 Francesco Becattini (c. 1740– c. 1820), Storia del Regno di Carlo III di Borbone (1790), no. 142 in the sale catalogue of Southey’s library. Charles III (1716–1788; King of Spain 1759–1788) was responsible for war against Portugal in 1762–1763 and the expulsion of the Jesuits in 1767. BACK
 Southey thanked Gooden for lending him ‘the Life of F. Joam d’Almeida, among other books, and a manuscript Apology for the Jesuits in Paraguay and Maranham, of great importance’ in his History of Brazil, 3 vols (London, 1810–1819), II, p. [v]. BACK
 Southey’s review of Lord Holland, Some Account of the Lives and Writings of Lope Felix de Vega Carpio, and Guillen de Castro (1817) was published in Quarterly Review, 18 (October 1817), 1–46. BACK
 John Russell, 6th Duke of Bedford (1766–1839; DNB), a prominent Whig, had sent £100 to aid the defence costs of William Hone, who was prosecuted by the crown in three separate trials 18–20 December 1817 on the grounds that his radical satires, which parodied the Church of England’s litany and the Athanasian Creed, constituted blasphemous libel. Furthermore, when he learned that Thomas de Grey, 3rd Lord Grantham (1781–1859) had, on political grounds, been appointed Lord Lieutenant of Bedfordshire in preference to himself, he resigned his Deputy Lieutenancy for the county in a letter to Grantham of 17 February 1818 that became public; see the Morning Chronicle, 11 March 1818. Nevertheless, the Duke had appointed Herbert Hill as Rector of Streatham, so Southey’s remarks were a little injudicious. BACK

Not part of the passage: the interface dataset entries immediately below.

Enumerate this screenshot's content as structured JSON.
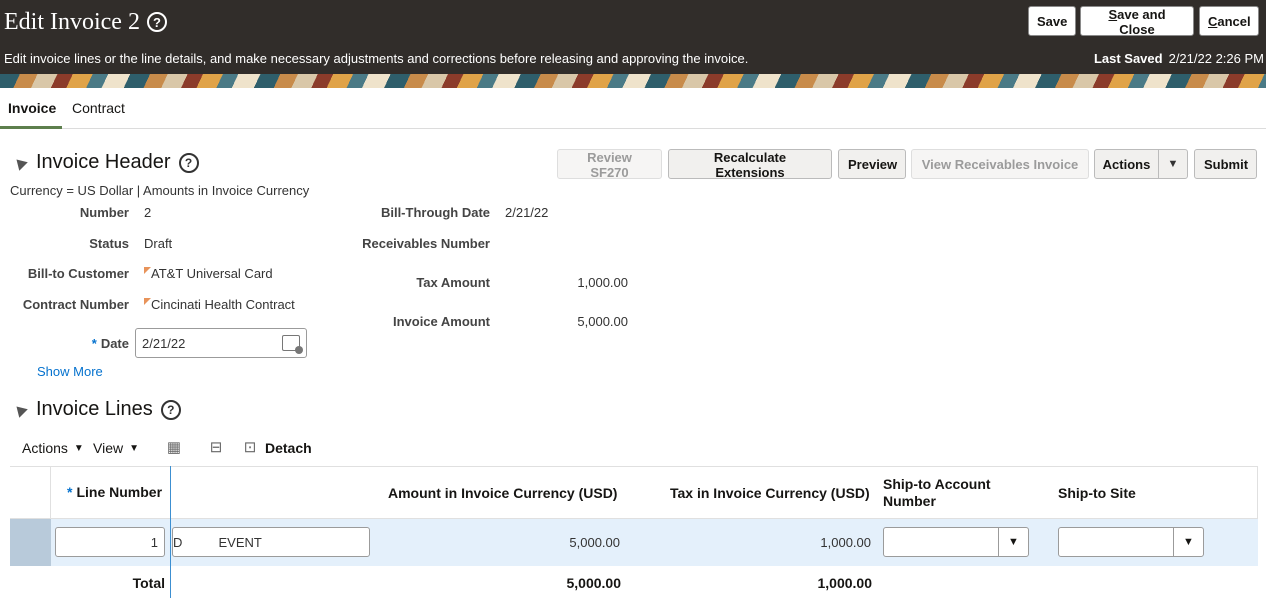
{
  "header": {
    "title": "Edit Invoice 2",
    "help": "?",
    "subtitle": "Edit invoice lines or the line details, and make necessary adjustments and corrections before releasing and approving the invoice.",
    "last_saved_label": "Last Saved",
    "last_saved_value": "2/21/22 2:26 PM",
    "save": "Save",
    "save_close_s": "S",
    "save_close_rest": "ave and Close",
    "cancel_c": "C",
    "cancel_rest": "ancel"
  },
  "tabs": [
    {
      "label": "Invoice",
      "active": true
    },
    {
      "label": "Contract",
      "active": false
    }
  ],
  "invoice_header": {
    "title": "Invoice Header",
    "help": "?",
    "buttons": {
      "review": "Review SF270",
      "recalc": "Recalculate Extensions",
      "preview": "Preview",
      "view_receivables": "View Receivables Invoice",
      "actions": "Actions",
      "submit": "Submit"
    },
    "currency_line": "Currency = US Dollar | Amounts in Invoice Currency",
    "fields": {
      "number_label": "Number",
      "number_value": "2",
      "status_label": "Status",
      "status_value": "Draft",
      "customer_label": "Bill-to Customer",
      "customer_value": "AT&T Universal Card",
      "contract_label": "Contract Number",
      "contract_value": "Cincinati Health Contract",
      "date_label": "Date",
      "date_required": "*",
      "date_value": "2/21/22",
      "bill_through_label": "Bill-Through Date",
      "bill_through_value": "2/21/22",
      "receivables_label": "Receivables Number",
      "tax_label": "Tax Amount",
      "tax_value": "1,000.00",
      "invoice_amount_label": "Invoice Amount",
      "invoice_amount_value": "5,000.00"
    },
    "show_more": "Show More"
  },
  "invoice_lines": {
    "title": "Invoice Lines",
    "help": "?",
    "toolbar": {
      "actions": "Actions",
      "view": "View",
      "detach": "Detach"
    },
    "columns": {
      "line_number_req": "*",
      "line_number": "Line Number",
      "amount": "Amount in Invoice Currency (USD)",
      "tax": "Tax in Invoice Currency (USD)",
      "ship_account_1": "Ship-to Account",
      "ship_account_2": "Number",
      "ship_site": "Ship-to Site"
    },
    "row": {
      "line_number": "1",
      "description": "D          EVENT",
      "amount": "5,000.00",
      "tax": "1,000.00"
    },
    "total": {
      "label": "Total",
      "amount": "5,000.00",
      "tax": "1,000.00"
    }
  },
  "colors": {
    "accent": "#0572ce",
    "header_bg": "#312d2a",
    "tab_underline": "#5d7f4d",
    "row_selected": "#e4f0fb"
  },
  "icons": [
    "help-icon",
    "collapse-triangle-icon",
    "calendar-icon",
    "dropdown-arrow-icon",
    "freeze-columns-icon",
    "wrap-icon",
    "detach-icon",
    "flag-icon"
  ]
}
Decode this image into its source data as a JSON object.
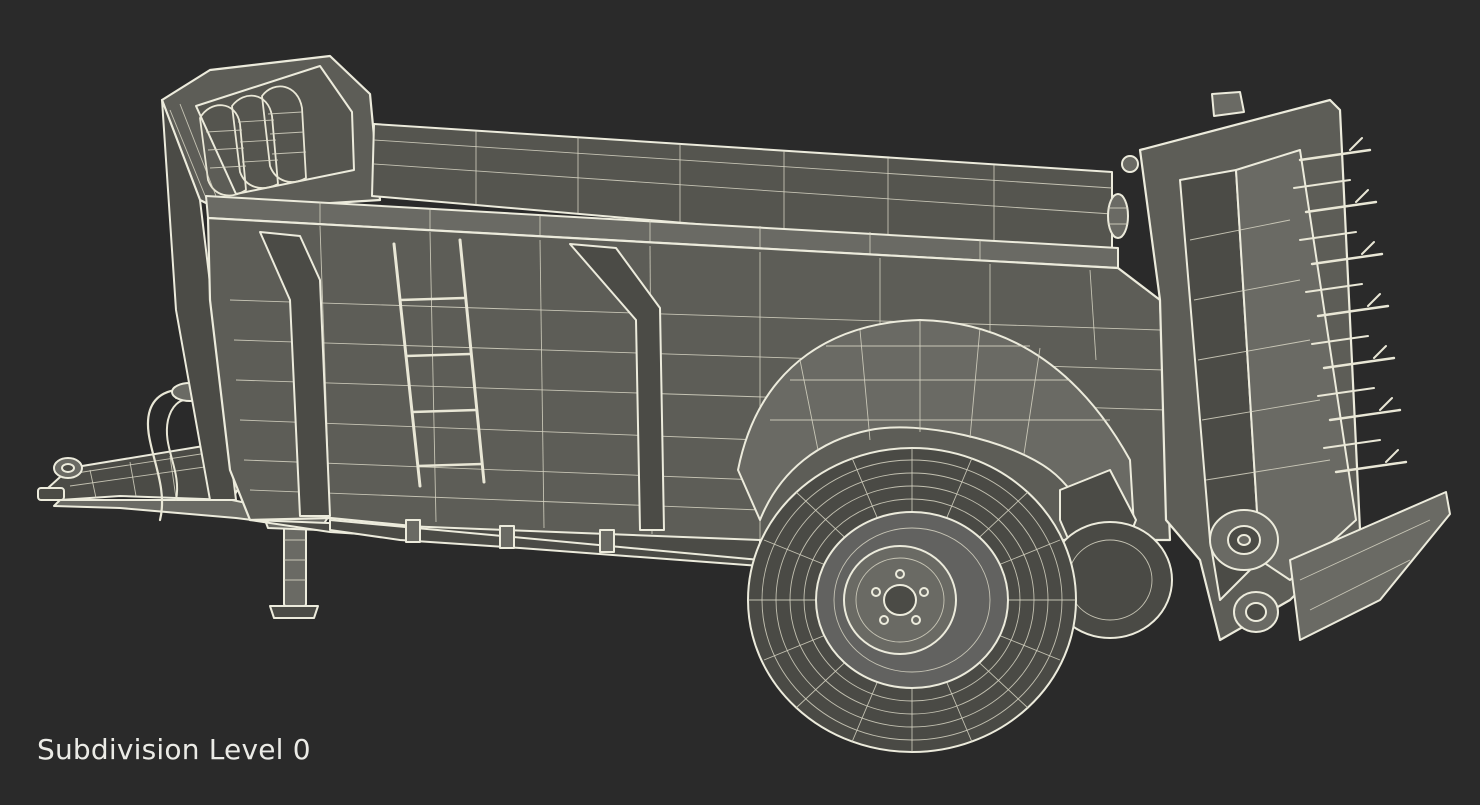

 Derwent Coleridge lived with the Hopwood family, well-connected Lancashire landowners, at Summerhill, near Ulverston 1817–1819. Robert Gregge Hopwood (1773–1854) had married in 1805 Cecilia Elizabeth Byng (1770–1854), daughter of John Byng, 5th Viscount Torrington (1743–1813). However she was a first cousin, rather than a sister, of Georgiana Byng (1768–1801), first wife of Lord John Russell, later the 6th Duke of Bedford (1766–1839; DNB). Lady Russell had lived in Lisbon for two years for her health and was known to Herbert Hill. Derwent Coleridge was tutor to the Hopwoods’ sons: Edward (1807–1891); Frank (1810–1890); and Hervey (1811–1881). BACK